:: DIRECTIONS FOR THIS TASK ::
Copy out all of the entries exactly as they appear.

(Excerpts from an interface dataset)
----
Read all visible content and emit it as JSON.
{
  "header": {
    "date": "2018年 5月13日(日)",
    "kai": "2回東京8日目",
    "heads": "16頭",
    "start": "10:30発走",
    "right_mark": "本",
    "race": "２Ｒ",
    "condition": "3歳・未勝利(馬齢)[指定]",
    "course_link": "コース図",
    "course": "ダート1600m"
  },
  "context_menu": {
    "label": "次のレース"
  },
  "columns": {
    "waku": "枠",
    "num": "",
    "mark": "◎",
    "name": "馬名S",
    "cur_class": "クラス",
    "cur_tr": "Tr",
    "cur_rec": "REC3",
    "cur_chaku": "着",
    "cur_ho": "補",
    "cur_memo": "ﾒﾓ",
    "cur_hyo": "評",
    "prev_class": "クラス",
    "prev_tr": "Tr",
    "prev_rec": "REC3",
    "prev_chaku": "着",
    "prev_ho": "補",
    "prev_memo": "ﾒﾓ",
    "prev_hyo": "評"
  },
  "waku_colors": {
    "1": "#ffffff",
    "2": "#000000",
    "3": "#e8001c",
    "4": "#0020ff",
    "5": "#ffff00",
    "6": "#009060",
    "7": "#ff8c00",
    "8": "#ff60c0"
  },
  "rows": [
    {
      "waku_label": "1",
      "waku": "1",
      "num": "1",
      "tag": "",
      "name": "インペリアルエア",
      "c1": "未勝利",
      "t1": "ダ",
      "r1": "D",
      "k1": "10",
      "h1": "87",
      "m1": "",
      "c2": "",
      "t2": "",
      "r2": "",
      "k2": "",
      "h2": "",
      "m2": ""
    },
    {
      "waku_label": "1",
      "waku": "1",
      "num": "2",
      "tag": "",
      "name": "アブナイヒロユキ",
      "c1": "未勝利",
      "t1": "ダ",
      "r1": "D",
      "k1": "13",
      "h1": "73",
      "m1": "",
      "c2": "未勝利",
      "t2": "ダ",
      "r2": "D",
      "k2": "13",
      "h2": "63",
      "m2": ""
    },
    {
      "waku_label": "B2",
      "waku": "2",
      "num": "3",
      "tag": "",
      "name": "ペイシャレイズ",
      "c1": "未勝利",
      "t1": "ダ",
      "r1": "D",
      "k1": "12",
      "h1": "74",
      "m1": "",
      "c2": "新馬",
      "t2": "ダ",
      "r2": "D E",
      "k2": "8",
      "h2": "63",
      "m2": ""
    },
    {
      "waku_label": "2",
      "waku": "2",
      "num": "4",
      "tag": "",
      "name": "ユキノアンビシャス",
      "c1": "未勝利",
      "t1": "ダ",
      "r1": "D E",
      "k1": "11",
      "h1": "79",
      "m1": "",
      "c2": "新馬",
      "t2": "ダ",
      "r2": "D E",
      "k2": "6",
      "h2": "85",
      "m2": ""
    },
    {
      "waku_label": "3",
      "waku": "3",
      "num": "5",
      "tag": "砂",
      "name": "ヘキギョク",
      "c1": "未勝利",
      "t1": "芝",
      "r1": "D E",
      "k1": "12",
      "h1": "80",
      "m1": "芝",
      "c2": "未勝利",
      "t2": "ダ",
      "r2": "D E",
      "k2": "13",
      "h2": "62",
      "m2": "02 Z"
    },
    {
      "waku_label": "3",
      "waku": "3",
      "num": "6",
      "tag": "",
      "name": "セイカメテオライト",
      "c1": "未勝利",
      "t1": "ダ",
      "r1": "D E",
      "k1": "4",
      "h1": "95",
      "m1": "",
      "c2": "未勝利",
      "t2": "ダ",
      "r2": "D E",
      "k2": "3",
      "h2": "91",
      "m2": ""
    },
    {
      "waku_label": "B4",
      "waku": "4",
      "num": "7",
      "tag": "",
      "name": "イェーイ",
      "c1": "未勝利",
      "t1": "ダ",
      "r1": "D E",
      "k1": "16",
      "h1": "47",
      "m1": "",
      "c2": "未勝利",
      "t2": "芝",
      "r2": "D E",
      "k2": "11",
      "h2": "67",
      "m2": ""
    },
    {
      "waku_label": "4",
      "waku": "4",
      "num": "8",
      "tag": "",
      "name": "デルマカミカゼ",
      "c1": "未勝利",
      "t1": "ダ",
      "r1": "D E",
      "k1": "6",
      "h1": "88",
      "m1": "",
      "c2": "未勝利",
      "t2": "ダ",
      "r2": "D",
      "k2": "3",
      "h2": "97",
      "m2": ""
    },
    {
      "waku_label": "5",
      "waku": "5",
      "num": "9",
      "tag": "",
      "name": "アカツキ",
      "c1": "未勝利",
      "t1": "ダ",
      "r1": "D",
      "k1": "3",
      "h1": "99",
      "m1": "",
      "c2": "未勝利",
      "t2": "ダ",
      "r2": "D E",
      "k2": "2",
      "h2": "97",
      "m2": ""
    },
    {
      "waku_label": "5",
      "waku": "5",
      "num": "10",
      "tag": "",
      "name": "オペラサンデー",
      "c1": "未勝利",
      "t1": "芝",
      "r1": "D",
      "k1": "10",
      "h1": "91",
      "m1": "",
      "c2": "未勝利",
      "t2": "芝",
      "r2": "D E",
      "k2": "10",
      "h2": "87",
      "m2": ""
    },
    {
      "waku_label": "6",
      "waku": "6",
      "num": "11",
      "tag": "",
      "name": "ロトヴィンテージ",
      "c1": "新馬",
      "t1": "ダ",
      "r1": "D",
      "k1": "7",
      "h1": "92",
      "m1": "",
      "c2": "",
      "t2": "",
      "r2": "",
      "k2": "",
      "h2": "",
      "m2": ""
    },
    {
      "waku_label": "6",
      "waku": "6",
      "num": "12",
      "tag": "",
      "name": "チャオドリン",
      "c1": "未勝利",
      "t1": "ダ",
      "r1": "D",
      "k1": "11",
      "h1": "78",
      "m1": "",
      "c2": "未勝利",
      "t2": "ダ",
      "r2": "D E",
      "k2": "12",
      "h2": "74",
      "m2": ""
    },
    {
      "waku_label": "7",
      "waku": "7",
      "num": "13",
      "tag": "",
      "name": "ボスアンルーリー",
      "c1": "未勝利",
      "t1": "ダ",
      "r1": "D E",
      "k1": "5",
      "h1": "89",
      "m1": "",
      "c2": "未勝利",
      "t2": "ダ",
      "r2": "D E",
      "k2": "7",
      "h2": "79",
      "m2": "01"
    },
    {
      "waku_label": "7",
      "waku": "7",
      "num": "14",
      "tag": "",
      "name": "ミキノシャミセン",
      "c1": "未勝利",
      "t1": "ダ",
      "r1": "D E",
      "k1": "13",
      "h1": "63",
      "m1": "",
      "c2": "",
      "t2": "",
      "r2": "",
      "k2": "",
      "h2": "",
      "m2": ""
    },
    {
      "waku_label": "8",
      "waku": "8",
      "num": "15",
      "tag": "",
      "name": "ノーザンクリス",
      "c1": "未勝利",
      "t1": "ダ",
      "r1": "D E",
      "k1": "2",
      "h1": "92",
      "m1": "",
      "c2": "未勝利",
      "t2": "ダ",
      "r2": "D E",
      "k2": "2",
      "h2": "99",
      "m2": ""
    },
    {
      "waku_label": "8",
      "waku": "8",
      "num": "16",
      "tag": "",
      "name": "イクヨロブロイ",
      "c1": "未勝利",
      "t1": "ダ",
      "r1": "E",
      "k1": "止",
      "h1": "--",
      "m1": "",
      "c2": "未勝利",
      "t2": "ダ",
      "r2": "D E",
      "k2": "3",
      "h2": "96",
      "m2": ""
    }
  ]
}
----
:: EXERCISE ANSWER ::
Read all visible content and emit it as JSON.
{
  "header": {
    "date": "2018年 5月13日(日)",
    "kai": "2回東京8日目",
    "heads": "16頭",
    "start": "10:30発走",
    "right_mark": "本",
    "race": "２Ｒ",
    "condition": "3歳・未勝利(馬齢)[指定]",
    "course_link": "コース図",
    "course": "ダート1600m"
  },
  "context_menu": {
    "label": "次のレース"
  },
  "columns": {
    "waku": "枠",
    "num": "",
    "mark": "◎",
    "name": "馬名S",
    "cur_class": "クラス",
    "cur_tr": "Tr",
    "cur_rec": "REC3",
    "cur_chaku": "着",
    "cur_ho": "補",
    "cur_memo": "ﾒﾓ",
    "cur_hyo": "評",
    "prev_class": "クラス",
    "prev_tr": "Tr",
    "prev_rec": "REC3",
    "prev_chaku": "着",
    "prev_ho": "補",
    "prev_memo": "ﾒﾓ",
    "prev_hyo": "評"
  },
  "waku_colors": {
    "1": "#ffffff",
    "2": "#000000",
    "3": "#e8001c",
    "4": "#0020ff",
    "5": "#ffff00",
    "6": "#009060",
    "7": "#ff8c00",
    "8": "#ff60c0"
  },
  "rows": [
    {
      "waku_label": "1",
      "waku": "1",
      "num": "1",
      "tag": "",
      "name": "インペリアルエア",
      "c1": "未勝利",
      "t1": "ダ",
      "r1": "D",
      "k1": "10",
      "h1": "87",
      "m1": "",
      "c2": "",
      "t2": "",
      "r2": "",
      "k2": "",
      "h2": "",
      "m2": ""
    },
    {
      "waku_label": "1",
      "waku": "1",
      "num": "2",
      "tag": "",
      "name": "アブナイヒロユキ",
      "c1": "未勝利",
      "t1": "ダ",
      "r1": "D",
      "k1": "13",
      "h1": "73",
      "m1": "",
      "c2": "未勝利",
      "t2": "ダ",
      "r2": "D",
      "k2": "13",
      "h2": "63",
      "m2": ""
    },
    {
      "waku_label": "B2",
      "waku": "2",
      "num": "3",
      "tag": "",
      "name": "ペイシャレイズ",
      "c1": "未勝利",
      "t1": "ダ",
      "r1": "D",
      "k1": "12",
      "h1": "74",
      "m1": "",
      "c2": "新馬",
      "t2": "ダ",
      "r2": "D E",
      "k2": "8",
      "h2": "63",
      "m2": ""
    },
    {
      "waku_label": "2",
      "waku": "2",
      "num": "4",
      "tag": "",
      "name": "ユキノアンビシャス",
      "c1": "未勝利",
      "t1": "ダ",
      "r1": "D E",
      "k1": "11",
      "h1": "79",
      "m1": "",
      "c2": "新馬",
      "t2": "ダ",
      "r2": "D E",
      "k2": "6",
      "h2": "85",
      "m2": ""
    },
    {
      "waku_label": "3",
      "waku": "3",
      "num": "5",
      "tag": "砂",
      "name": "ヘキギョク",
      "c1": "未勝利",
      "t1": "芝",
      "r1": "D E",
      "k1": "12",
      "h1": "80",
      "m1": "芝",
      "c2": "未勝利",
      "t2": "ダ",
      "r2": "D E",
      "k2": "13",
      "h2": "62",
      "m2": "02 Z"
    },
    {
      "waku_label": "3",
      "waku": "3",
      "num": "6",
      "tag": "",
      "name": "セイカメテオライト",
      "c1": "未勝利",
      "t1": "ダ",
      "r1": "D E",
      "k1": "4",
      "h1": "95",
      "m1": "",
      "c2": "未勝利",
      "t2": "ダ",
      "r2": "D E",
      "k2": "3",
      "h2": "91",
      "m2": ""
    },
    {
      "waku_label": "B4",
      "waku": "4",
      "num": "7",
      "tag": "",
      "name": "イェーイ",
      "c1": "未勝利",
      "t1": "ダ",
      "r1": "D E",
      "k1": "16",
      "h1": "47",
      "m1": "",
      "c2": "未勝利",
      "t2": "芝",
      "r2": "D E",
      "k2": "11",
      "h2": "67",
      "m2": ""
    },
    {
      "waku_label": "4",
      "waku": "4",
      "num": "8",
      "tag": "",
      "name": "デルマカミカゼ",
      "c1": "未勝利",
      "t1": "ダ",
      "r1": "D E",
      "k1": "6",
      "h1": "88",
      "m1": "",
      "c2": "未勝利",
      "t2": "ダ",
      "r2": "D",
      "k2": "3",
      "h2": "97",
      "m2": ""
    },
    {
      "waku_label": "5",
      "waku": "5",
      "num": "9",
      "tag": "",
      "name": "アカツキ",
      "c1": "未勝利",
      "t1": "ダ",
      "r1": "D",
      "k1": "3",
      "h1": "99",
      "m1": "",
      "c2": "未勝利",
      "t2": "ダ",
      "r2": "D E",
      "k2": "2",
      "h2": "97",
      "m2": ""
    },
    {
      "waku_label": "5",
      "waku": "5",
      "num": "10",
      "tag": "",
      "name": "オペラサンデー",
      "c1": "未勝利",
      "t1": "芝",
      "r1": "D",
      "k1": "10",
      "h1": "91",
      "m1": "",
      "c2": "未勝利",
      "t2": "芝",
      "r2": "D E",
      "k2": "10",
      "h2": "87",
      "m2": ""
    },
    {
      "waku_label": "6",
      "waku": "6",
      "num": "11",
      "tag": "",
      "name": "ロトヴィンテージ",
      "c1": "新馬",
      "t1": "ダ",
      "r1": "D",
      "k1": "7",
      "h1": "92",
      "m1": "",
      "c2": "",
      "t2": "",
      "r2": "",
      "k2": "",
      "h2": "",
      "m2": ""
    },
    {
      "waku_label": "6",
      "waku": "6",
      "num": "12",
      "tag": "",
      "name": "チャオドリン",
      "c1": "未勝利",
      "t1": "ダ",
      "r1": "D",
      "k1": "11",
      "h1": "78",
      "m1": "",
      "c2": "未勝利",
      "t2": "ダ",
      "r2": "D E",
      "k2": "12",
      "h2": "74",
      "m2": ""
    },
    {
      "waku_label": "7",
      "waku": "7",
      "num": "13",
      "tag": "",
      "name": "ボスアンルーリー",
      "c1": "未勝利",
      "t1": "ダ",
      "r1": "D E",
      "k1": "5",
      "h1": "89",
      "m1": "",
      "c2": "未勝利",
      "t2": "ダ",
      "r2": "D E",
      "k2": "7",
      "h2": "79",
      "m2": "01"
    },
    {
      "waku_label": "7",
      "waku": "7",
      "num": "14",
      "tag": "",
      "name": "ミキノシャミセン",
      "c1": "未勝利",
      "t1": "ダ",
      "r1": "D E",
      "k1": "13",
      "h1": "63",
      "m1": "",
      "c2": "",
      "t2": "",
      "r2": "",
      "k2": "",
      "h2": "",
      "m2": ""
    },
    {
      "waku_label": "8",
      "waku": "8",
      "num": "15",
      "tag": "",
      "name": "ノーザンクリス",
      "c1": "未勝利",
      "t1": "ダ",
      "r1": "D E",
      "k1": "2",
      "h1": "92",
      "m1": "",
      "c2": "未勝利",
      "t2": "ダ",
      "r2": "D E",
      "k2": "2",
      "h2": "99",
      "m2": ""
    },
    {
      "waku_label": "8",
      "waku": "8",
      "num": "16",
      "tag": "",
      "name": "イクヨロブロイ",
      "c1": "未勝利",
      "t1": "ダ",
      "r1": "E",
      "k1": "止",
      "h1": "--",
      "m1": "",
      "c2": "未勝利",
      "t2": "ダ",
      "r2": "D E",
      "k2": "3",
      "h2": "96",
      "m2": ""
    }
  ]
}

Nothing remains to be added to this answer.